A revised Emissions Trading Directive is like red meat for the hungry pack of lobbyists that work the corridors of Brussels’ political institutions. Even minor differences in how pollution permits are handed out can result in profits or savings of millions of euros to big polluters.
The Emissions Trading System (ETS) is the European Union’s flagship climate policy. It is intended to establish a legal limit (or “cap”) on carbon dioxide emissions (and more recently, those of other greenhouse gases) by making it expensive to pollute beyond this limit.
There is something zombie-like about the EU Emissions Trading System (ETS), the world's largest carbon market, which has consistently failed to reduce greenhouse gas emissions, only to be brought back from the dead by successive “reform” proposals.

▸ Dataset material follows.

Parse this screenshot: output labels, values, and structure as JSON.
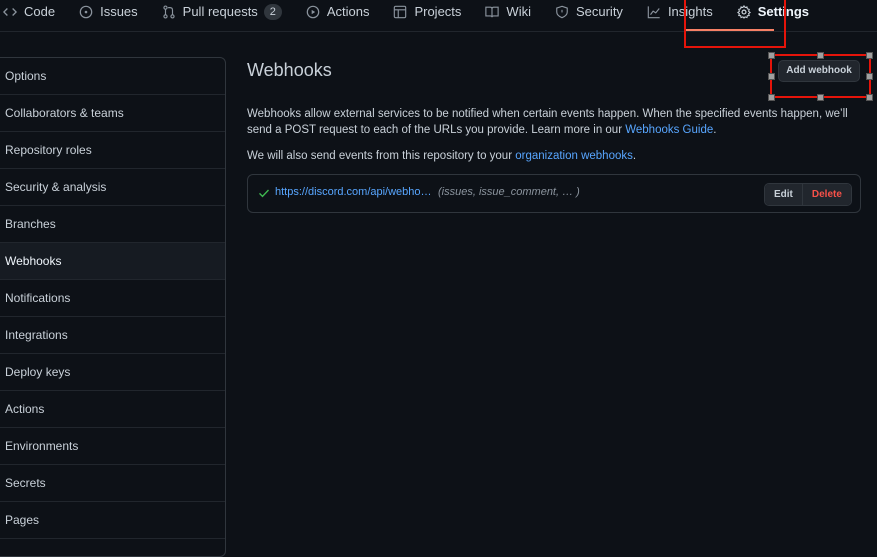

The latest attempt to reincarnate the EU's flagship climate policy, proposed by the European Commission last July, would extend the scheme until at least 2030.